United States clarified the appellate rights of litigants in Multi-District Litigation. The Court's ruling in January expands the availability of appeal as an option to Multi-District plaintiffs. While not derailing the ability of MDL courts to manage litigation, the expanded appellate rights of some plaintiffs may complicate transferee courts' work.
In 1968, Congress created a vehicle for multiple cases involving "common questions of fact," but filed in different District Courts around the country, to be consolidated for pre-trial purposes in a single transferee court. That vehicle is the Judicial Panel on Multi-District Litigation. It is comprised of judges appointed by the Chief Justice of the Supreme Court. The MDL Panel, on request or on its own motion, can consolidate cases of a particular type, from transferor courts, and transfer them to a single District Court, the transferee court, for coordinated pre-trial proceedings.
It's easy to see why such a process would be helpful. In complex cases, it's far better to have a single judge decide pre-trial issues, rather than risk different, inconsistent, rulings in proceedings around the country. It also helps conserve judicial resources by requiring only a single judge to become expert in a particularly complex piece of litigation, rather than requiring sometimes hundreds of judges around the country to all get up to speed on what is essentially the same case.

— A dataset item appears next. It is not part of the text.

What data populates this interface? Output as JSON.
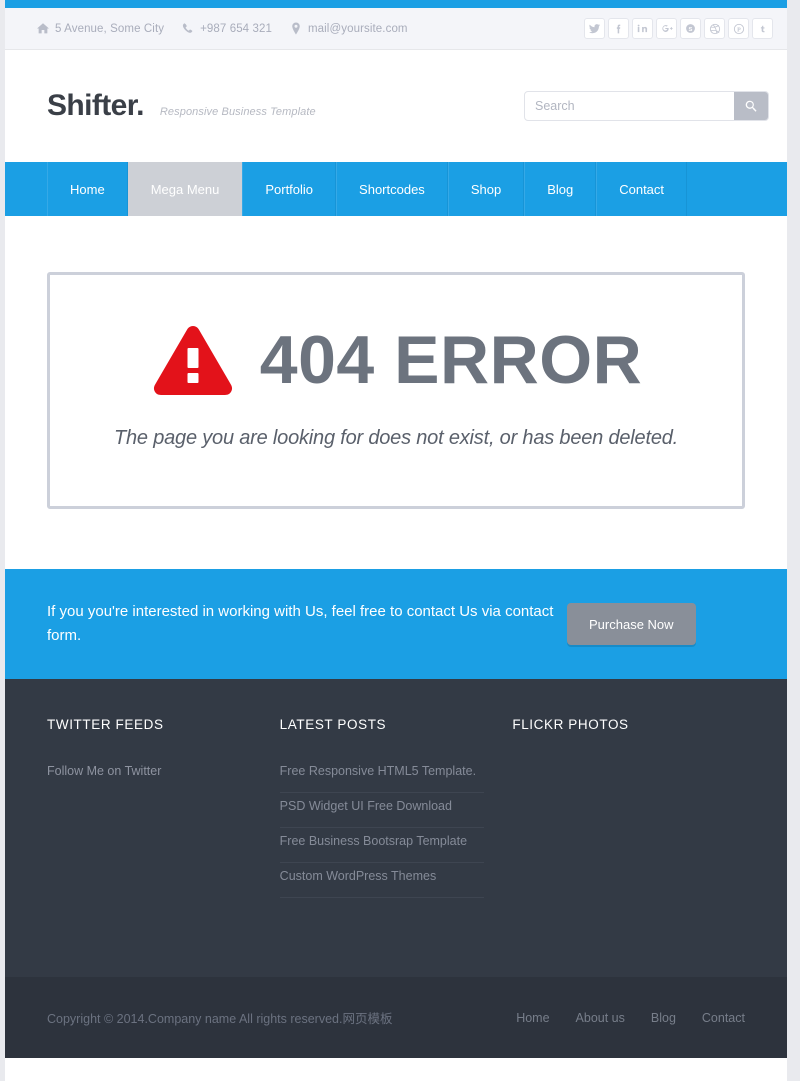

When pre-trial proceedings in the transferee court are complete, cases can then be sent back to their home transferor courts for trial. As a practical matter, though, many MDL transferee judges will rule on pre-trial issues that are dispositive of cases. Thus, once a case is transferred to the transferee court, they may never return home. For example, cases, or groups of cases, may be selected for settlement administered by the transferee court. Or, a case may be dismissed on the pleadings, pursuant to Rule 12, or at summary judgment, pursuant to Rule 56.
In Gelboim, the transferee MDL court was confronted with three different sorts of claims stemming from allegations that banks rigged the way the LIBOR interest rate was set. For one of these three sorts of claims, a Sherman Act anti-trust claim, the transferee court granted the defendants' motion to dismiss. Some plaintiffs in that category of claim sought to appeal from the transferee court to the U.S. Court of Appeals for the Second Circuit. The Second Circuit dismissed the appeal. That court reasoned that because there were still transferred cases in the transferee court, the consolidated and coordinated MDL proceedings were not over. Thus, the Second Circuit concluded, there was no final order for the dismissed plaintiffs to appeal.
On appeal to the Supreme Court, Justice Ginsburg, writing for a unanimous Court, disagreed. The Supreme Court held that once a plaintiff's suit was dismissed, even in consolidated MDL proceedings, 28 U.S.C. 1292 vested the Second Circuit with the jurisdiction to hear the appeal. All of plaintiff's claims had been resolved. With regard to that particular plaintiff, no further proceedings in the transferee District Court would change plaintiff's result - his case had been dismissed.
That conclusion seems pretty reasonable. The countervailing concern, though, is that the MDL transferee court still has plenty of work to do with the remaining claims. The transferee court must still hear related claims. How the Court of Appeals resolves pending issues may have consequences for the transferee court's ongoing work. Should the transferee court stay its proceedings, or some of them, while the dismissed plaintiffs wind their way through an appeal? Maybe or maybe not, depending on what the pending issues are and how they will implicate the transferee court's ongoing work. What if, in mid-stream, the appellate court hands down a ruling that up-ends procedures the MDL transferee court has underway and which the parties have invested time and money following? Those considerations are certainly some impediment to the MDL statute's intended purpose - the efficient coordination and consolidation of all cases arising from a common set of facts.
In the end, the Supreme Court's ruling in Gelboim likely struck the balance between these competing procedural goals correctly. It will be cumbersome for transferee courts to simultaneously manage an ongoing consolidated docket while looking over one shoulder wondering if the appellate court will tinker with its work. On the other hand, the plaintiff whose lawsuit has been dismissed ought to have some appellate remedy and waiting till the MDL transferee proceedings are over could take years. Justice generally ought not wait that long, particularly for a litigant whose wait is filled with literally doing nothing in his case.
As for transferee Courts worrying the appellate court will disrupt its work with an unanticipated ruling? That's a hazard all trial judges confront in every case.